Although it may take a long time to pronounce it, The Vroom-Yetton-Jago Normative Leadership Decision Model’s aim is to save you time by making the decision-making process faster and easier.
While some people are able to make decisions on the spot without second guessing themselves, this ability is not innate to all of us.
However, when managers have a hard time making decisions, it can hold up operations and cause confusion in the office.
While some sources recommend to give yourself 60 seconds, and then make yourself decide, or go with your gut, those are not realistic methods for most people to make complex decisions, and can cause them more frustration.
Also, some managers may need or want to involve their employees in on the decision, but may not know to what extent.
The VYJNLDM offers a realistic and thoughtful approach to this problem.
To start, this model recommends making a tree with seven yes/no questions, which are:
Are there significant consequences to making the wrong decision?
Does the solution require your team members to accept and implement it?
Do you have enough information to make a good decision?
Do you understand the root of the issue, and able to provide a good solution?
Will your employees accept your decision if you make it without their consent?
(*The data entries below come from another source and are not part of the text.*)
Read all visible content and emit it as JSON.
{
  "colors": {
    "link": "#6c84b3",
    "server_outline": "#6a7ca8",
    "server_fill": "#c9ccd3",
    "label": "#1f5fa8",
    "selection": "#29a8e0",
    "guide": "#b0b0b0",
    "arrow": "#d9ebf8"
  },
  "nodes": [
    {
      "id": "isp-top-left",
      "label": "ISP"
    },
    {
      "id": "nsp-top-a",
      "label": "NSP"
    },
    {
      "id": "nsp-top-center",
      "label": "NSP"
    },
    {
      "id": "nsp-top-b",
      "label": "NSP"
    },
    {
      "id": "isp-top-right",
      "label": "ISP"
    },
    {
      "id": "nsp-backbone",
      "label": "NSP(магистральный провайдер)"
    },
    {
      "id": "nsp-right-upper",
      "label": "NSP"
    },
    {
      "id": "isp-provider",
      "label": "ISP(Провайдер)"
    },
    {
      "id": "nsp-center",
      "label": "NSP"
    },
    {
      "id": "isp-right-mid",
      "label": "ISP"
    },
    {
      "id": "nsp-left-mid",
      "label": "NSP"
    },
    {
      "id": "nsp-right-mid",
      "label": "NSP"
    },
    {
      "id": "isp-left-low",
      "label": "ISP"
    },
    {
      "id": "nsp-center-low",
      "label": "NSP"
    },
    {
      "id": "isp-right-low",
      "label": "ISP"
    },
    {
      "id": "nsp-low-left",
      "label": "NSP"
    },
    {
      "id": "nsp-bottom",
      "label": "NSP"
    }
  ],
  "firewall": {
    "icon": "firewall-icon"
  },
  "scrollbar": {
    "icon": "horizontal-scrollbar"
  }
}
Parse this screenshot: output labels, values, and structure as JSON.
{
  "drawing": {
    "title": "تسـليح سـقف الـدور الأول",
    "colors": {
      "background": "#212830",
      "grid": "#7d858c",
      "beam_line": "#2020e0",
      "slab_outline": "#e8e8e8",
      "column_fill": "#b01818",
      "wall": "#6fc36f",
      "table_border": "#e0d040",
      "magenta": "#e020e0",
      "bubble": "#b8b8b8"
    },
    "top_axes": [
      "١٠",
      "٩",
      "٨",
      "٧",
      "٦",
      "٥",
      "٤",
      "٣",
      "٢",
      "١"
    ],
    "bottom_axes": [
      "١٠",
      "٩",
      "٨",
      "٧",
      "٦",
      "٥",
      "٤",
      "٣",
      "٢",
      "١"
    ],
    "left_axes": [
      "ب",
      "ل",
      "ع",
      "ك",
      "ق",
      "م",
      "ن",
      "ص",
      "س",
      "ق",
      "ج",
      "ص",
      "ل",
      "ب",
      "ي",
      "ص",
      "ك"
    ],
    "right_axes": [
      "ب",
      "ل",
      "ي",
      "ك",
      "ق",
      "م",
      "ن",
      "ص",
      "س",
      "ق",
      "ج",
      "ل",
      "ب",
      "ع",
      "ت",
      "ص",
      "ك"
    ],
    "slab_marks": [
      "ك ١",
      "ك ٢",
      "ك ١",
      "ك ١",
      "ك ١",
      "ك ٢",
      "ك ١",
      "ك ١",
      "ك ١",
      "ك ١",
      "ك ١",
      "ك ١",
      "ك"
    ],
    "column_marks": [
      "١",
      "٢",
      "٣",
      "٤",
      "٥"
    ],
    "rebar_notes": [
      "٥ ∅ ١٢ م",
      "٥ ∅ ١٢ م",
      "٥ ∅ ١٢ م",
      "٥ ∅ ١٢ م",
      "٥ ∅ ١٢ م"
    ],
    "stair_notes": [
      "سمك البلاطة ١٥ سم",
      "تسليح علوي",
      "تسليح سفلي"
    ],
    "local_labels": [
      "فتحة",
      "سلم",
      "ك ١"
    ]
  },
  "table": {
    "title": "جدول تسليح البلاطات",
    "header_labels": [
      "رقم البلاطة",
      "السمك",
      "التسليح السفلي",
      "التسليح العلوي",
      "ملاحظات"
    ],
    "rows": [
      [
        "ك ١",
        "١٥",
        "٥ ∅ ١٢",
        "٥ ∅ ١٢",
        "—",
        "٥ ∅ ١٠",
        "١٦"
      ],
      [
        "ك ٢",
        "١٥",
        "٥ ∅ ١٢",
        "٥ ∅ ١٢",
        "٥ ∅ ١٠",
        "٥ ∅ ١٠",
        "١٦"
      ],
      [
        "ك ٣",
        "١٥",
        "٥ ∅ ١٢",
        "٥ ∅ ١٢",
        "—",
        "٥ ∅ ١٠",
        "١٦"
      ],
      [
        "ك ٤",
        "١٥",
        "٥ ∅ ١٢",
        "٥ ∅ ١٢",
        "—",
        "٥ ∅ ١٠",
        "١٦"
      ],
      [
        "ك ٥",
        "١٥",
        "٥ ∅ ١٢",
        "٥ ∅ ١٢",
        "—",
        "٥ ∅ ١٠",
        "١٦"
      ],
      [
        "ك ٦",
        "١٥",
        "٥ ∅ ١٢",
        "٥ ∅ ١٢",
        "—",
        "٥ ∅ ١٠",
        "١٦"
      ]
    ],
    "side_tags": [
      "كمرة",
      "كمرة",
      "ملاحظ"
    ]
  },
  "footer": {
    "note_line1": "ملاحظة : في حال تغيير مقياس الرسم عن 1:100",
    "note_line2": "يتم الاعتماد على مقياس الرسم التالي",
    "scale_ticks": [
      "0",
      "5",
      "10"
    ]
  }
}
Does this solution meet the team’s and the organisation’s goals?
Will your employees disagree about the best solution?
After writing down each question, write yes or no at the bottom of each, and then draw lines as you keep going down.
Once you have answered all the questions, the model recommends which leadership style is most appropriate to making the decision: autocratic (making the decisions yourself); consultative (asking your team for information, and then making the decision yourself); or collaborative (making the decision with your team).
Based on the answers to the tree of questions, managers can then decide to take make the decision themselves if they are more knowledgeable in the area, believe their team will accept their choice without any issues, or may simply not have the time to involve their team.
On the other hand, the model may recommend a consultative or collaborative style if the employees can offer information to make the decision easier, you are not sure sure which choice is best, and you have time to involve them.
The VYJNLDM takes the guesswork out of involving the team or not when making an important decision, and empowers managers with tools on making decisions easier.
Head of Training and Development